One of four national historic museums dedicated to Napoléon, the multi-level house where the emperor was born on August 15, 1769, contains memorabilia and paintings of the extended Bonaparte family. History aficionados can tour bedrooms, dining rooms, and salons where Charles and Letitzia Bonaparte raised their eight children. Period furnishings and antiques in Corsican and Empire styles are scattered about and pay tribute to the family's bourgeoisie upbringing. Head
downstairs to see the cellars and granite oil pressing mill acquired by Napoléon III in 1860, which depict the importance of rural industry for the Bonaparte's income.
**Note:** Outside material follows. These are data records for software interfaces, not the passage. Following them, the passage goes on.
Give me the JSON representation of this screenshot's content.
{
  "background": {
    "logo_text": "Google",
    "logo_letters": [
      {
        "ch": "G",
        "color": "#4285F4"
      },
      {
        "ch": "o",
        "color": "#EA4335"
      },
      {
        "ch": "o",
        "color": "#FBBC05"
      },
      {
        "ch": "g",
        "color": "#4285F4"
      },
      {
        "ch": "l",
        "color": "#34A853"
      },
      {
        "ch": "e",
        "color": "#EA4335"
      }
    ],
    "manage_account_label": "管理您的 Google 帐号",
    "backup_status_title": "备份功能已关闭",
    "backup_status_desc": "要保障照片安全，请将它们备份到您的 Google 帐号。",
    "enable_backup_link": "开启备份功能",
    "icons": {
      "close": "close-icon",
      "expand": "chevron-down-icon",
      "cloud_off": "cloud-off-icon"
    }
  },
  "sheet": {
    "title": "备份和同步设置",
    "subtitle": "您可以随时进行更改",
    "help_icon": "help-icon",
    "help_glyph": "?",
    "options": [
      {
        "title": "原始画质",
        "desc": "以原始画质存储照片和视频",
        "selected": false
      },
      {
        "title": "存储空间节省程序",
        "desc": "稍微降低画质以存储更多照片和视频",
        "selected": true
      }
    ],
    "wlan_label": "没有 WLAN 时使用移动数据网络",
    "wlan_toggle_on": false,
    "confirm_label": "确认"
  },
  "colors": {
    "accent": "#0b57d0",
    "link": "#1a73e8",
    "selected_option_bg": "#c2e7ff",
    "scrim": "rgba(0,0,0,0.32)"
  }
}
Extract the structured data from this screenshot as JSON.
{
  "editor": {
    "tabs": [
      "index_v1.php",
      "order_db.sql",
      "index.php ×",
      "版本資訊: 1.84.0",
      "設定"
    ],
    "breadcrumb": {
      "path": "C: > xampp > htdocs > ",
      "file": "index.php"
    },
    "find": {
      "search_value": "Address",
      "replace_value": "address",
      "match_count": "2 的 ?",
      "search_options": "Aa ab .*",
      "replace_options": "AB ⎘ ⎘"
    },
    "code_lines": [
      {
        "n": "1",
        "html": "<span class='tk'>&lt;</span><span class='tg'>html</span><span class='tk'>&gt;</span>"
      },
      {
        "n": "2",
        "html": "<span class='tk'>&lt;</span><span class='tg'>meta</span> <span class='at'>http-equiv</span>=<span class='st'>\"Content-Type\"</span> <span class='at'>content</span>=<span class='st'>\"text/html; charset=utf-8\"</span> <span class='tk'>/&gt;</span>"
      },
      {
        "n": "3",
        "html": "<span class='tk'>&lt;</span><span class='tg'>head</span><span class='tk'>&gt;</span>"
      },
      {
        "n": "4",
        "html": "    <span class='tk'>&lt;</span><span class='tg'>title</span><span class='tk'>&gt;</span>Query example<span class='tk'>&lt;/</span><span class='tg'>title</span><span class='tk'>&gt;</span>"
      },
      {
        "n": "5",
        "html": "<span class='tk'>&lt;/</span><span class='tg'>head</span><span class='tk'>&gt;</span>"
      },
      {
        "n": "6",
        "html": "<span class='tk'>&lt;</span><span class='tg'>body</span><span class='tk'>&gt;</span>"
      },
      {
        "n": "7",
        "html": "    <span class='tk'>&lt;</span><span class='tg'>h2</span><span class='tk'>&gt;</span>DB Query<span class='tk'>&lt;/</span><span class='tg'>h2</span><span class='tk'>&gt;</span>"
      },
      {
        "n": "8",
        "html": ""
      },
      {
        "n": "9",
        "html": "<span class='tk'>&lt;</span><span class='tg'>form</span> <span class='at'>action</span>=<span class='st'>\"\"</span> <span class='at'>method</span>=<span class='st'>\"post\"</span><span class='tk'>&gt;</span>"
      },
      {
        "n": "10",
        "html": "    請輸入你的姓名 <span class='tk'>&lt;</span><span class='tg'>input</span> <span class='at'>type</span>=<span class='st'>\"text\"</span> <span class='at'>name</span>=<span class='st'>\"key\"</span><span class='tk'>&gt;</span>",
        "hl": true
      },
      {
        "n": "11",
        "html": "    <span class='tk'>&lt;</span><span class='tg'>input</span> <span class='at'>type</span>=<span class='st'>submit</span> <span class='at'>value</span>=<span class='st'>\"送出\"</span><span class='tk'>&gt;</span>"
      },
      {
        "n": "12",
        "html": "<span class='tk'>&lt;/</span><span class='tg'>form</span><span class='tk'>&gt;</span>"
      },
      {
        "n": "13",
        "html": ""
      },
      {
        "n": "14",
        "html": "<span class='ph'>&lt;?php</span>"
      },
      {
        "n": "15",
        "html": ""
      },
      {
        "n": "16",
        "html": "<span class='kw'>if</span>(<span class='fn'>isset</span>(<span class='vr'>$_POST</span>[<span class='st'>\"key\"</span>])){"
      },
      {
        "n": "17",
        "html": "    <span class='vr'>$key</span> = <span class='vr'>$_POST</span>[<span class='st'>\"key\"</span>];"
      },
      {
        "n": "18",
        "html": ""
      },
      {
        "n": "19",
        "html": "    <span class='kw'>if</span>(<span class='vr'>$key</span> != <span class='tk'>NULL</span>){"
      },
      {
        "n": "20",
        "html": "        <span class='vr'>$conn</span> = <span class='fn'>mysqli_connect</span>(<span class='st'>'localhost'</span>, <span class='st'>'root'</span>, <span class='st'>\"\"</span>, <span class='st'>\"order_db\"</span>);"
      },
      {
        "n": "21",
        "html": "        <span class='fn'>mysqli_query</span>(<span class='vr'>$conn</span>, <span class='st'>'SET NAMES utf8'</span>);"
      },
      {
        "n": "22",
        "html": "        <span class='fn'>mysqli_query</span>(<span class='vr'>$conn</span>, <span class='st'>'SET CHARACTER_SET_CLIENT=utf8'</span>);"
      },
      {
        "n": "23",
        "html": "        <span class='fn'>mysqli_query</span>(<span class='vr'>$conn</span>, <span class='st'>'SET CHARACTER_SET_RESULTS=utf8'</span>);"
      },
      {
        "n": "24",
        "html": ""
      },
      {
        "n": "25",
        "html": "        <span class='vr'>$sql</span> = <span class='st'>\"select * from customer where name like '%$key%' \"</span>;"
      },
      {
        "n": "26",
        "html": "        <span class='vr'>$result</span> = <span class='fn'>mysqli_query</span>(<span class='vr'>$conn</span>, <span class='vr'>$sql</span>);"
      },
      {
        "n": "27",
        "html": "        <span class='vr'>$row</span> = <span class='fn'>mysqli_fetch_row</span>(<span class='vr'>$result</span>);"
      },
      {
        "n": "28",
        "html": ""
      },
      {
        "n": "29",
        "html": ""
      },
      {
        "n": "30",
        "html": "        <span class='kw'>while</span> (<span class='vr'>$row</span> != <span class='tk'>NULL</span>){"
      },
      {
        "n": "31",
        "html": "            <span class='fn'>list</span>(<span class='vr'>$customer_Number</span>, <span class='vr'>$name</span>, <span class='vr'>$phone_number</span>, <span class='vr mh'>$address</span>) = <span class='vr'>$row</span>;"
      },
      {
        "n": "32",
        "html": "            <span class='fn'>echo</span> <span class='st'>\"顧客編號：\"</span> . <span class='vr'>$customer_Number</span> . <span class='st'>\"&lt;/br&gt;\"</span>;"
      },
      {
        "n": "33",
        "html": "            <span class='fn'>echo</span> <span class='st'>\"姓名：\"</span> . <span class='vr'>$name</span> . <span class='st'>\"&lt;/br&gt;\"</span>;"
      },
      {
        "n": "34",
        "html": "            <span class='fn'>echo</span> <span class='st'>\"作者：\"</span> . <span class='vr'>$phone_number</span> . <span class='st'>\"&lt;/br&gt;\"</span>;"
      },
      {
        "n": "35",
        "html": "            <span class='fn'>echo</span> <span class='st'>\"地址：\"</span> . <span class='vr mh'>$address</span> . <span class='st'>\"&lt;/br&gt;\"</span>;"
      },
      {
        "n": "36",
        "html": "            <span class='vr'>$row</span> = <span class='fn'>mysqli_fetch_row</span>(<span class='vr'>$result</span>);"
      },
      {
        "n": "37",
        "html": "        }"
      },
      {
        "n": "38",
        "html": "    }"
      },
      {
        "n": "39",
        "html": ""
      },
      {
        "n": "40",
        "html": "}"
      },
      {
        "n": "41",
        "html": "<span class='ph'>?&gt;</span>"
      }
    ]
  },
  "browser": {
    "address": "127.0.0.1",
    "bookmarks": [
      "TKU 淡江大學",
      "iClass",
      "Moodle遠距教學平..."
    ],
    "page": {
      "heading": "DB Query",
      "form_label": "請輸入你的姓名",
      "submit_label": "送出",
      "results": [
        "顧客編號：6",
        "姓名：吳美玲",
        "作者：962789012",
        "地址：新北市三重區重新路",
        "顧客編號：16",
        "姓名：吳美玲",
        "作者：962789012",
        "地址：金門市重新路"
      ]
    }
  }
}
Visit the trapdoor room and find the opening next to the door through which Napoléon allegedly escaped in 1799. The building itself changed hands multiple times through Bonaparte heirs until 1923, when it was donated to the state of France by Prince Victor, elder son of Prince Jérôme Napoleon.